Segment Start: SUPPLIED RECORDS

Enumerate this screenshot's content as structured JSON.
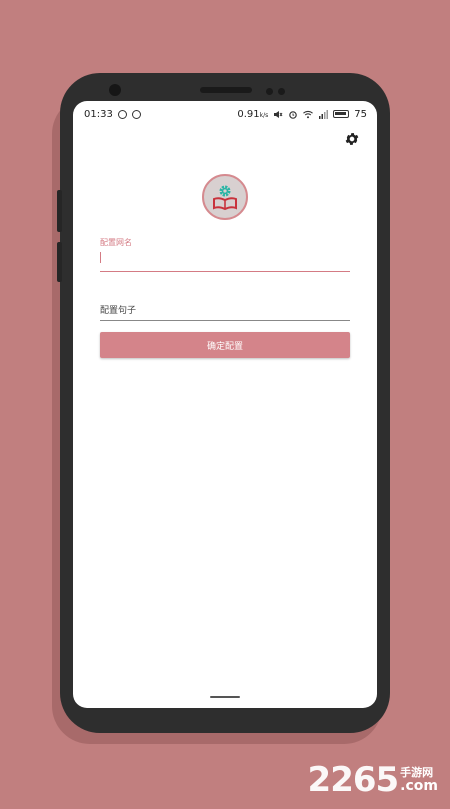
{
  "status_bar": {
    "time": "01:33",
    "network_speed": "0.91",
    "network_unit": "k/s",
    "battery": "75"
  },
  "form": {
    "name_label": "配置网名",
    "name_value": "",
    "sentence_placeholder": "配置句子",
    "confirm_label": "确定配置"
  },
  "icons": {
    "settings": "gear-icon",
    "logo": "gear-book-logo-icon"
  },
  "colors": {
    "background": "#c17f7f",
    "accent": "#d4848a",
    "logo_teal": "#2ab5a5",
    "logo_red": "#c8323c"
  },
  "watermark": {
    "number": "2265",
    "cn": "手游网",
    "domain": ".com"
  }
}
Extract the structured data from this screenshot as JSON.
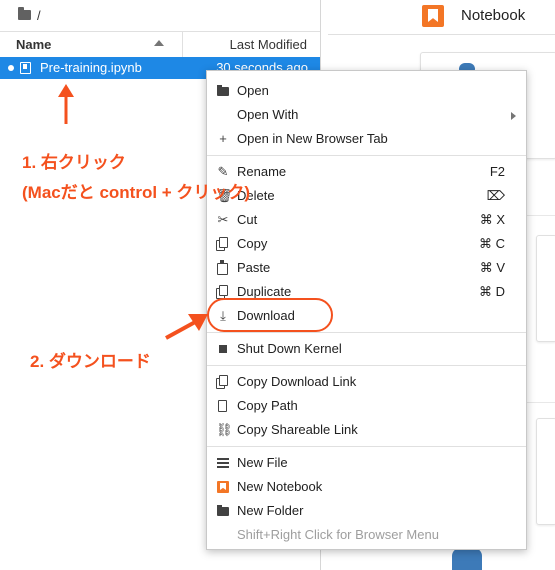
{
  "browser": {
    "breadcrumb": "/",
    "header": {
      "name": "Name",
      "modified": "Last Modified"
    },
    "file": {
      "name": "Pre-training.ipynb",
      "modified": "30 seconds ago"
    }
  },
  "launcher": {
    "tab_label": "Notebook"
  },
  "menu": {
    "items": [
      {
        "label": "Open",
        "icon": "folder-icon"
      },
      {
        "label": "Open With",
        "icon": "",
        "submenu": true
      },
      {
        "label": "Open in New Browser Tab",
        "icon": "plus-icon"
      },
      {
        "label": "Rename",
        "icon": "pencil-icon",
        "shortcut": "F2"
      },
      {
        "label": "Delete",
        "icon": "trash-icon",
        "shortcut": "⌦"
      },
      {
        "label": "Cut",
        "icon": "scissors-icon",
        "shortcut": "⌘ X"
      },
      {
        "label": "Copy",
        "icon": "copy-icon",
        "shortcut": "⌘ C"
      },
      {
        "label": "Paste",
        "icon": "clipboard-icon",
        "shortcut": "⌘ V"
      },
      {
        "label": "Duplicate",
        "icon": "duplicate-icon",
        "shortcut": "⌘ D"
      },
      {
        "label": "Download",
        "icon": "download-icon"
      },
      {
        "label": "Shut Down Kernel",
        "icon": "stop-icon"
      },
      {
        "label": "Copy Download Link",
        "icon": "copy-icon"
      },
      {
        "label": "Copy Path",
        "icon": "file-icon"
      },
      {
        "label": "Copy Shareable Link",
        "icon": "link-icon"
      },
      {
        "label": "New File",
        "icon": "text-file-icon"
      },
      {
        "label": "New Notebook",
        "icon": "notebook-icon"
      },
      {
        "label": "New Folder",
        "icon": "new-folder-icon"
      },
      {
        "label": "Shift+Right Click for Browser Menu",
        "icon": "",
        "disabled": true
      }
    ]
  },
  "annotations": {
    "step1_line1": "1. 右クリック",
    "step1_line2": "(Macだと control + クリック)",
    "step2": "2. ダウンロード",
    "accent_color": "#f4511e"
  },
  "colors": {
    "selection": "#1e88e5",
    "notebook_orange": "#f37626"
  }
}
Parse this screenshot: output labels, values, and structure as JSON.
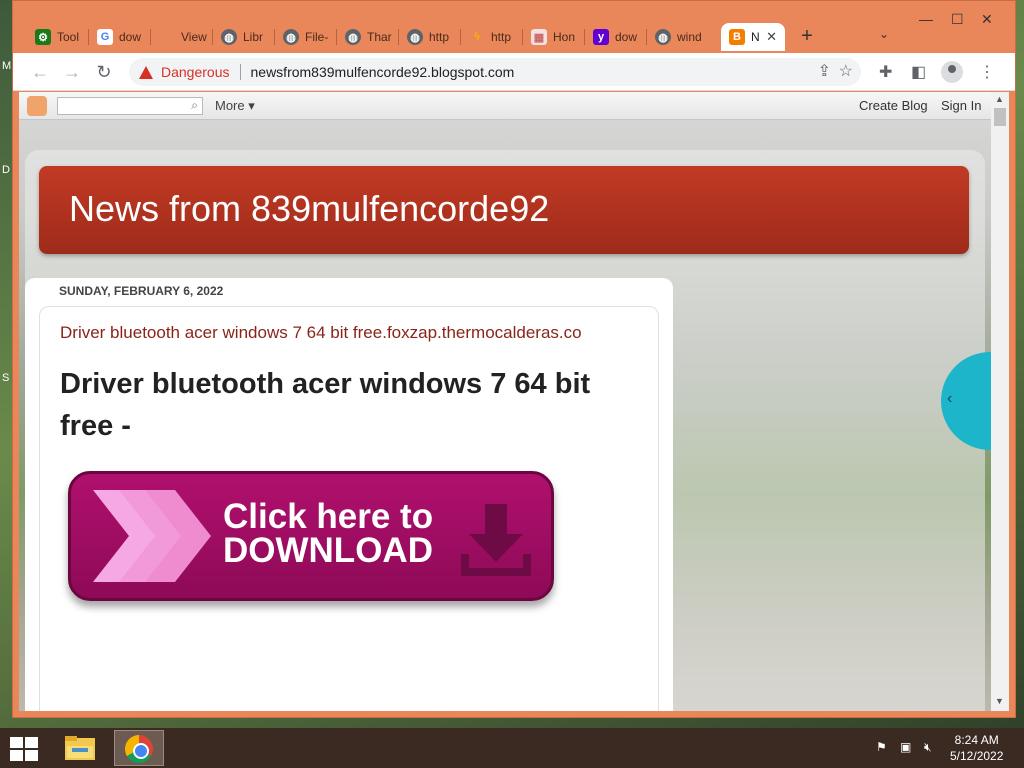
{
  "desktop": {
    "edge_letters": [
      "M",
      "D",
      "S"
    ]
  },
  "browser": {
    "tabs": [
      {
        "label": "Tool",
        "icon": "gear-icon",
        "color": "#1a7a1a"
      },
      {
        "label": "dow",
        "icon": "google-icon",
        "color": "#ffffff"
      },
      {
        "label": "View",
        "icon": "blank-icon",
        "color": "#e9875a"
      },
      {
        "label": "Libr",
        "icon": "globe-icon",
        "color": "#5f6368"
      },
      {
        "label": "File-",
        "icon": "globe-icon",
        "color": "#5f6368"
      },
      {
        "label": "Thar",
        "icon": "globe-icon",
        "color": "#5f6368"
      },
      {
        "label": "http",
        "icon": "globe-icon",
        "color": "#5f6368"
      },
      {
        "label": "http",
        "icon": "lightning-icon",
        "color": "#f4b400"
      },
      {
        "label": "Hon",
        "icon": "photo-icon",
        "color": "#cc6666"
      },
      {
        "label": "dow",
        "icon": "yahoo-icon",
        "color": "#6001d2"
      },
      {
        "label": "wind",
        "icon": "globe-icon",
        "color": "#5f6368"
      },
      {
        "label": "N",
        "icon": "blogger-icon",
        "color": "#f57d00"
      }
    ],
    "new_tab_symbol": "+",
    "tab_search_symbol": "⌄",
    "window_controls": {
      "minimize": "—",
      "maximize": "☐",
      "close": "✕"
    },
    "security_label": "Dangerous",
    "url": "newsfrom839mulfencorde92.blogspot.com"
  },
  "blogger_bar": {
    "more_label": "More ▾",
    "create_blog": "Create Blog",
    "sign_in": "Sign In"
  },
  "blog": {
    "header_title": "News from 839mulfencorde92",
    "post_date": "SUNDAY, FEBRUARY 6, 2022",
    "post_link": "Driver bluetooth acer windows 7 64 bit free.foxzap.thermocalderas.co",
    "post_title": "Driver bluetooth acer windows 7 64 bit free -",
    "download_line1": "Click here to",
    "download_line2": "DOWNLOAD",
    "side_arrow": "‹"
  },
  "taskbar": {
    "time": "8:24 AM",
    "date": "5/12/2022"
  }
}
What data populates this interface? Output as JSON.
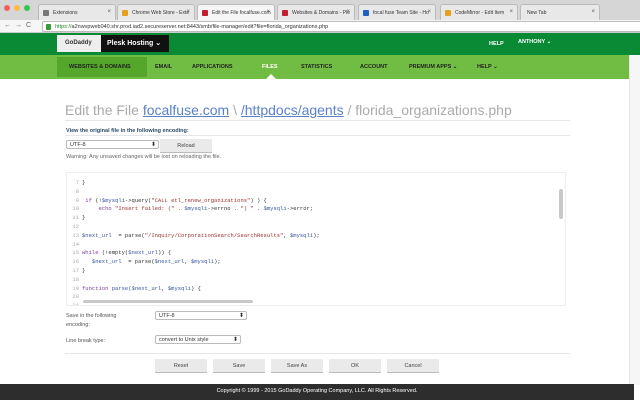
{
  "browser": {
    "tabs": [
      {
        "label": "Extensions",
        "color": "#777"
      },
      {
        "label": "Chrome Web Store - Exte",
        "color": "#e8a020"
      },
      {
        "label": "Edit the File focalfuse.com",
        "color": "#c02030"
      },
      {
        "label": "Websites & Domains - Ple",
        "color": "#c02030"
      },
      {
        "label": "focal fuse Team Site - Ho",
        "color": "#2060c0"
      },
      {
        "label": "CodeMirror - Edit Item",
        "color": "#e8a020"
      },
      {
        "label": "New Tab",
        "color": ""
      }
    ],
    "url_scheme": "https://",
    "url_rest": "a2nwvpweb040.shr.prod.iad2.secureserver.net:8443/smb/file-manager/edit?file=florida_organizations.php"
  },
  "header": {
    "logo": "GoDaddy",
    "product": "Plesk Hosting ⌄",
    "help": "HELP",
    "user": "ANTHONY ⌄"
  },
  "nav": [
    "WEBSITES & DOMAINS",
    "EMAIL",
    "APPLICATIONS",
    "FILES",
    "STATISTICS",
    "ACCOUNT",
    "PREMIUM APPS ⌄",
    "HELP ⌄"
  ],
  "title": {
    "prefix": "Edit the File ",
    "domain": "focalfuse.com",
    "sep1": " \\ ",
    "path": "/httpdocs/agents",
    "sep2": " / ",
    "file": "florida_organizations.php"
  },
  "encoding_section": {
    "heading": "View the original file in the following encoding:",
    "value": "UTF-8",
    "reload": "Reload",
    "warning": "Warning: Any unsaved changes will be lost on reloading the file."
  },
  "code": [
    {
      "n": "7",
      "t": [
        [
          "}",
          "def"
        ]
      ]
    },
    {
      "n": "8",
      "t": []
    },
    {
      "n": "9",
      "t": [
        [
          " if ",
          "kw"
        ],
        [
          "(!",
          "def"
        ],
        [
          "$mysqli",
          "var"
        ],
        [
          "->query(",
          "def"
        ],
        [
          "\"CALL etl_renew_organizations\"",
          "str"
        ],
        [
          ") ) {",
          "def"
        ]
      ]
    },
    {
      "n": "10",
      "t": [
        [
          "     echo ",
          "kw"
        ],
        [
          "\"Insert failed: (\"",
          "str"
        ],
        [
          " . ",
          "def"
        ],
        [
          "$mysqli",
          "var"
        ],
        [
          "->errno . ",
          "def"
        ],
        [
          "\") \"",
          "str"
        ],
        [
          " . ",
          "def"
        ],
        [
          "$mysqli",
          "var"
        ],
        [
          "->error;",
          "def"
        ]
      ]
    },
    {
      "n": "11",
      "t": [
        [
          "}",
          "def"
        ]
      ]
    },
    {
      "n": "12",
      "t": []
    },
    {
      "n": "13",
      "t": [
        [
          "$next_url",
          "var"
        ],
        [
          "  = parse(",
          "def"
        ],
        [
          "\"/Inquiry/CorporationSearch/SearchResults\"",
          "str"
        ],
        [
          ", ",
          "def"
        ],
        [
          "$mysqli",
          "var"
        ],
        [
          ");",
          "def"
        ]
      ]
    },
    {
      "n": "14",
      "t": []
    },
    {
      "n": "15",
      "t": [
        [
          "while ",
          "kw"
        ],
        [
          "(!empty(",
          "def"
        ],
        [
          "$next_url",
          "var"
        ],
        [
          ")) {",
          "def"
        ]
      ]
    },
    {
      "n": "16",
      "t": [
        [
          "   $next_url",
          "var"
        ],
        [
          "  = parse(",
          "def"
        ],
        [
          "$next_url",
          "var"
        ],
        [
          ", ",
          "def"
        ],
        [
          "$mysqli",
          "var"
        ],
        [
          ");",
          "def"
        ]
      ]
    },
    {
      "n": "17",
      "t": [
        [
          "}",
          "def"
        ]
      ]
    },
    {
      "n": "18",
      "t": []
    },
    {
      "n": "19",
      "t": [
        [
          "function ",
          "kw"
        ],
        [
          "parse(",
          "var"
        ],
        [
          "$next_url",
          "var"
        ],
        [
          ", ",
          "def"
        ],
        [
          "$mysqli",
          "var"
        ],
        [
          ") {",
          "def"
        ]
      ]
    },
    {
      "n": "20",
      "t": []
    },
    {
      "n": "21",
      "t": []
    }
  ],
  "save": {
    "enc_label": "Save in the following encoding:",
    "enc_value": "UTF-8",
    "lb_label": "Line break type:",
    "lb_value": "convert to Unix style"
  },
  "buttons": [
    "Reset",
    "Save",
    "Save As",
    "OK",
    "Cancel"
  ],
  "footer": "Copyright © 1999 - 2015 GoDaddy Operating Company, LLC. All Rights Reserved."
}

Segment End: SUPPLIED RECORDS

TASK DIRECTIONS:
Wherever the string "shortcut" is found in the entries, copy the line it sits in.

ANSWER BOX:
        "shortcut": "F2"
        "shortcut": "⌦"
        "shortcut": "⌘ X"
        "shortcut": "⌘ C"
        "shortcut": "⌘ V"
        "shortcut": "⌘ D"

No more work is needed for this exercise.